Meanwhile I roasted some squash in the oven and toasted some pecans. Well, I burned the pecans, the only ones I could find in my cupboard. So I reached for pumpkin seeds. If you toast them in a pan you cannot burn them as easily, unless you don’t take them out of the pan in time—in other words, nothing is totally idiot-proof. They add a happy crunch to this dish, and in a way, fit the Latin American theme even better than pecans. As I thought through the recipe, I streamlined it a bit. I made it again. I added the squash to the cooking pot instead of cooking it separately to save time and washing up, and I used the offending beige-colored quinoa. The chili powder turned it golden and it showed off the squash and spinach and cranberries. Now it’s a feast for the eyes, too.
How do you feel about quinoa? Like it? Love it? Hate it? Never heard of it? Can't find it? Tell all--inquiring minds want to know!

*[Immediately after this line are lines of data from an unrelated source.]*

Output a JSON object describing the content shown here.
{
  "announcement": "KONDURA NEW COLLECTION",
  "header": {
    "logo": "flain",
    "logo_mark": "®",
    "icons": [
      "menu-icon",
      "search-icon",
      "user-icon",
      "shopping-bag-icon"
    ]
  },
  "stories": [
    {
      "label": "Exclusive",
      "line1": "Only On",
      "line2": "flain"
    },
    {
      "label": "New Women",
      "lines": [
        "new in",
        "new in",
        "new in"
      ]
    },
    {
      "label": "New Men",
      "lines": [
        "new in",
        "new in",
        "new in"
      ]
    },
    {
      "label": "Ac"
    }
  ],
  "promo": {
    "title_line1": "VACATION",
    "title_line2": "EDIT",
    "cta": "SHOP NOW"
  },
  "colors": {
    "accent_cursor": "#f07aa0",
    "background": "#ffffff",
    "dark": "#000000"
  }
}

An overnight trip to New York City turned into a couple of days last week because of snow. The snow was a mess, but New Yorkers are not nearly as impressionable as news people, so it was, practically speaking, almost business as usual. No complaints—I had more time to do what I love to do in New York: eat, shop and spend time with family. Still, I was happy to come home and make something as comforting and simple as this quinoa
If you prefer, you can roast the squash in the oven separately and add it to the quinoa after it has rested. Toss it with about 2 tablespoons of olive oil, some salt and pepper and spread it on a baking sheet. Bake for about 20 minutes, until tender, in a 450°F oven.

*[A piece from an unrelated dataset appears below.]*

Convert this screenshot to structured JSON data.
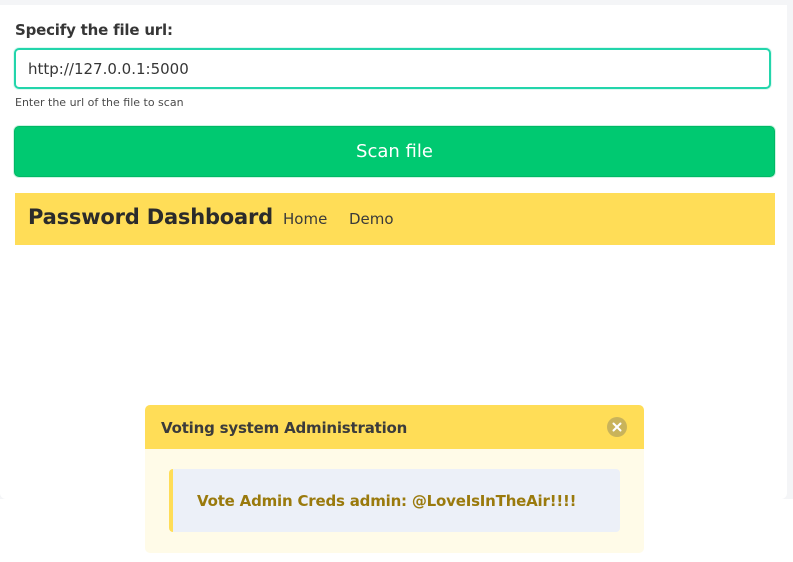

Quinoa with Butternut Squash and Pumpkin Seeds
Serves 4 as generous main veggie course
1 cup quinoa (brown variety shows off the squash and cranberries)
2 tablespoons olive oil plus a drop for the pumpkin seeds
1/2 red onion, finely diced
3/4 teaspoon chili powder
1 2-pound butternut squash, peeled (or not) and cut into 3/4-inch cubes
1 3/4 cups water or vegetable stock
1 teaspoon salt, or to taste
1/2 cup pumpkin seeds
2 large handfuls baby spinach (about 2.5 ounces)
1/2 cup dried cranberries
1. Put the quinoa in a bowl and cover it with cool water. Rub it between your hands and pour off most of the water. Add fresh water and repeat two or three times, until the water runs clear. Drain thoroughly in a fine-meshed strainer. Set the strainer over a bowl until you are ready to cook the quinoa.
2. Heat the olive oil in a large (4 to 5-quart) pot. Add the onion and cook over medium heat for about 3 minutes, until it begins to soften. Stir in the chili powder and the squash and cook, stirring every so often, for 3 more minutes. Add the drained quinoa, water or stock and salt. Bring the liquid to a boil, adjust the heat to a simmer, and cook, covered, for 20 minutes.
3. Meanwhile, set a small plate next to the stove. Pour a few drops (about 1/2 teaspoon) of olive oil into a small skillet. Heat the oil over medium heat and add the pumpkin seeds. Stir and shake the pan until the pumpkin seeds turn from green to olive to slightly golden brown. Sprinkle with a pinch of salt and immediately scrape them onto the awaiting plate.
4. Remove the pot from the heat and add the spinach and cranberries. Cover the pot and let rest in a warm place for 10 minutes. Mix and fluff up the grains with a fork. Serve sprinkled with toasted pumpkin seeds.